March 13, 2018

How to Save the Iran Nuclear Deal

By Elizabeth Rosenberg and Ilan Goldenberg

After a year of complaining about the Iran nuclear deal, formally known as the Joint Comprehensive Plan of Action (JCPOA), U.S. President Donald Trump finally resorted to threats. In January, he gave Congress and Europe an ultimatum: if they did not fix what he considered the agreement’s shortcomings by May, he would kill the deal.

Trump’s chief objection is that certain restrictions on Iran’s nuclear program expire, or “sunset,” after 10–15 years. He has also raised concerns about Iran’s support for Hezbollah in Lebanon and various Shiite militia groups in Iraq, Syria, and Yemen, and has decried the absence of measures to address Iran’s ballistic missile program. These latter concerns are broadly shared, but Trump seems to harbor unrealistic expectations that the nuclear agreement address all of Iran’s problematic activities. In the rough and tumble world of international diplomacy, it is impossible to get a perfect deal. And the JCPOA stands as a meaningful framework for nuclear arms control, offering a robust inspections regime that ensures compliance. More important, the JCPOA is far superior to the alternatives: allowing Iran, which had already reached the nuclear threshold when the deal was signed, to continue moving forward or else pursuing U.S. military action to set Iran back.

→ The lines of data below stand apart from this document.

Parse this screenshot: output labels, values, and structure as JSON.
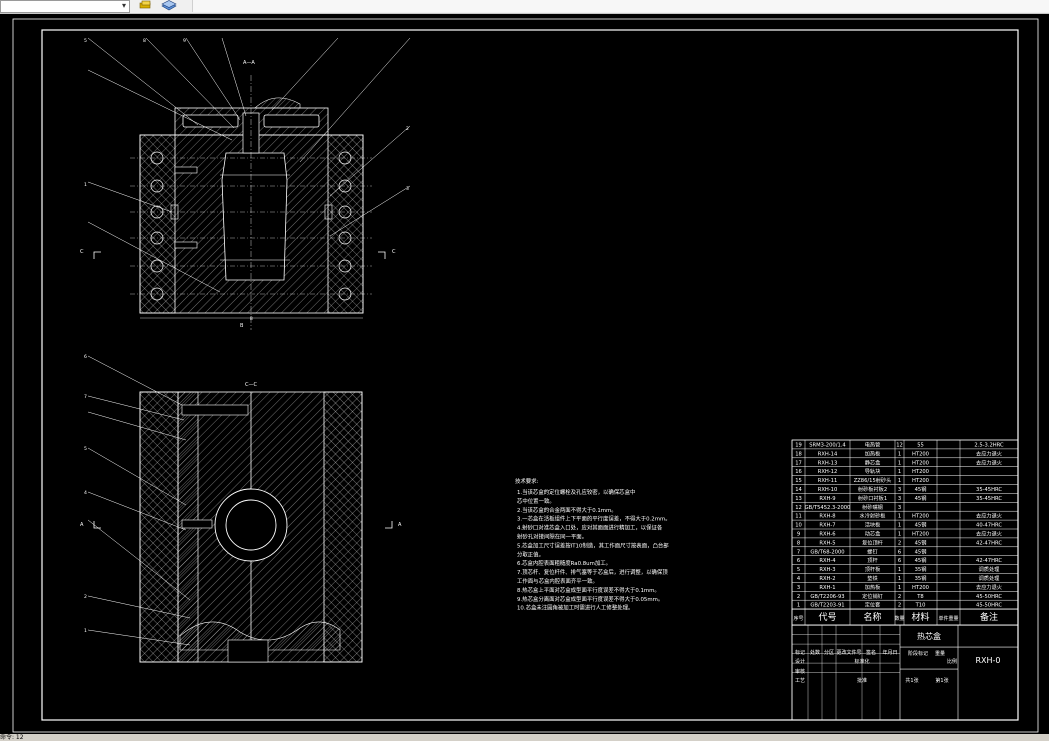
{
  "toolbar": {
    "combo_value": "",
    "icon_1": "layers-yellow-icon",
    "icon_2": "layers-blue-icon"
  },
  "drawing": {
    "section_aa": "A—A",
    "section_cc": "C—C",
    "marker_a": "A",
    "marker_b": "B",
    "marker_c": "C",
    "dim_b": "B",
    "tech_title": "技术要求:",
    "tech_lines": [
      "1.当该芯盒的定位螺栓及孔应较密，以确保芯盒中",
      "芯中位置一致。",
      "2.当该芯盒的合金两面不得大于0.1mm。",
      "3.一芯盒在活板组件上下平面的平行度误差，不得大于0.2mm。",
      "4.射砂口对准芯盒入口处，应对其面面进行精加工，以保证各",
      "射砂孔对接间隙在同一平面。",
      "5.芯盒加工尺寸误差按IT10制造，其工作面尺寸按表面，凸台部",
      "分取正值。",
      "6.芯盒内腔表面粗糙度Ra0.8um加工。",
      "7.顶芯杆、复位杆件、排气塞等于芯盒后，进行调整，以确保顶",
      "工作面与芯盒内腔表面齐平一致。",
      "8.热芯盒上平面对芯盒成型面平行度误差不得大于0.1mm。",
      "9.热芯盒分离面对芯盒成型面平行度误差不得大于0.05mm。",
      "10.芯盒未注圆角被加工时需进行人工修整处理。"
    ],
    "callouts": [
      "5",
      "8",
      "9",
      "1",
      "2",
      "3",
      "4",
      "5",
      "6",
      "7",
      "6",
      "5",
      "4",
      "3",
      "2",
      "1"
    ]
  },
  "bom": {
    "rows": [
      [
        "19",
        "SRM3-200/1.4",
        "电热管",
        "12",
        "55",
        "",
        "2.5-3.2HRC"
      ],
      [
        "18",
        "RXH-14",
        "加热板",
        "1",
        "HT200",
        "",
        "去应力退火"
      ],
      [
        "17",
        "RXH-13",
        "静芯盒",
        "1",
        "HT200",
        "",
        "去应力退火"
      ],
      [
        "16",
        "RXH-12",
        "导轨块",
        "1",
        "HT200",
        "",
        ""
      ],
      [
        "15",
        "RXH-11",
        "ZZ86/15射砂头",
        "1",
        "HT200",
        "",
        ""
      ],
      [
        "14",
        "RXH-10",
        "射砂板衬板2",
        "3",
        "45钢",
        "",
        "35-45HRC"
      ],
      [
        "13",
        "RXH-9",
        "射砂口衬板1",
        "3",
        "45钢",
        "",
        "35-45HRC"
      ],
      [
        "12",
        "GB/T5452.3-2000",
        "射砂嘴钢",
        "3",
        "",
        "",
        ""
      ],
      [
        "11",
        "RXH-8",
        "水冷射砂板",
        "1",
        "HT200",
        "",
        "去应力退火"
      ],
      [
        "10",
        "RXH-7",
        "活块板",
        "1",
        "45钢",
        "",
        "40-47HRC"
      ],
      [
        "9",
        "RXH-6",
        "动芯盒",
        "1",
        "HT200",
        "",
        "去应力退火"
      ],
      [
        "8",
        "RXH-5",
        "复位顶杆",
        "2",
        "45钢",
        "",
        "42-47HRC"
      ],
      [
        "7",
        "GB/T68-2000",
        "螺钉",
        "6",
        "45钢",
        "",
        ""
      ],
      [
        "6",
        "RXH-4",
        "顶杆",
        "6",
        "45钢",
        "",
        "42-47HRC"
      ],
      [
        "5",
        "RXH-3",
        "顶杆板",
        "1",
        "35钢",
        "",
        "调质处理"
      ],
      [
        "4",
        "RXH-2",
        "垫铁",
        "1",
        "35钢",
        "",
        "调质处理"
      ],
      [
        "3",
        "RXH-1",
        "加热板",
        "1",
        "HT200",
        "",
        "去应力退火"
      ],
      [
        "2",
        "GB/T2206-93",
        "定位销钉",
        "2",
        "T8",
        "",
        "45-50HRC"
      ],
      [
        "1",
        "GB/T2203-91",
        "定位套",
        "2",
        "T10",
        "",
        "45-50HRC"
      ]
    ],
    "header": [
      "序号",
      "代号",
      "名称",
      "数量",
      "材料",
      "单件重量",
      "备注"
    ],
    "title_name": "热芯盒",
    "drawing_no": "RXH-0",
    "labels": {
      "marks": "标记",
      "count": "处数",
      "zone": "分区",
      "change_doc": "更改文件号",
      "sign": "签名",
      "date": "年月日",
      "design": "设计",
      "standard": "标准化",
      "stage": "阶段标记",
      "weight": "重量",
      "scale": "比例",
      "check": "审核",
      "process": "工艺",
      "approve": "批准",
      "total": "共1张",
      "sheet": "第1张"
    }
  },
  "status": {
    "text": "命令: 12"
  }
}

Read the full article in Foreign Affairs.

  • Podcast
    • January 17, 2020
    Stories from the Backchannel: Season Two Trailer

    Now more than ever, Americans are interested in the people working behind the scenes on consequential national security decisions. In Season Two of Stories from the Backchanne...

    By Ilan Goldenberg, Richard Fontaine, Susanna V. Blume, Kayla M. Williams, Price B. Floyd, Kurt Campbell & Kara Frederick

  • Commentary
    • Defense One
    • January 17, 2020
    Sending Troops Back to the Middle East Won’t Stop Iran

    The Trump administration’s decision to kill Qassam Soleimani is the latest in an escalatory “maximum pressure” Iran strategy that is shifting American foreign policy attention...

    By Chris Dougherty & Kaleigh Thomas

  • Podcast
    • January 17, 2020
    US Targeted Killing of Qassem Soleimani: Strategic Implications

    Brian Katulis and Kaleigh Thomas discuss the political and strategic fallout from the US targeted killing of Iranian General Qassem Soleimani. Listen to the full conversation...

    By Kaleigh Thomas

  • Commentary
    • Foreign Policy
    • January 14, 2020
    Trump Has Made Sanctions a Path to Strikes

    U.S. President Donald Trump’s decision to kill the Iranian general Qassem Suleimani, the architect of Iran’s political and military influence in the Middle East, and the Irani...

    By Elizabeth Rosenberg & ​Neil Bhatiya

View All Reports View All Articles & Multimedia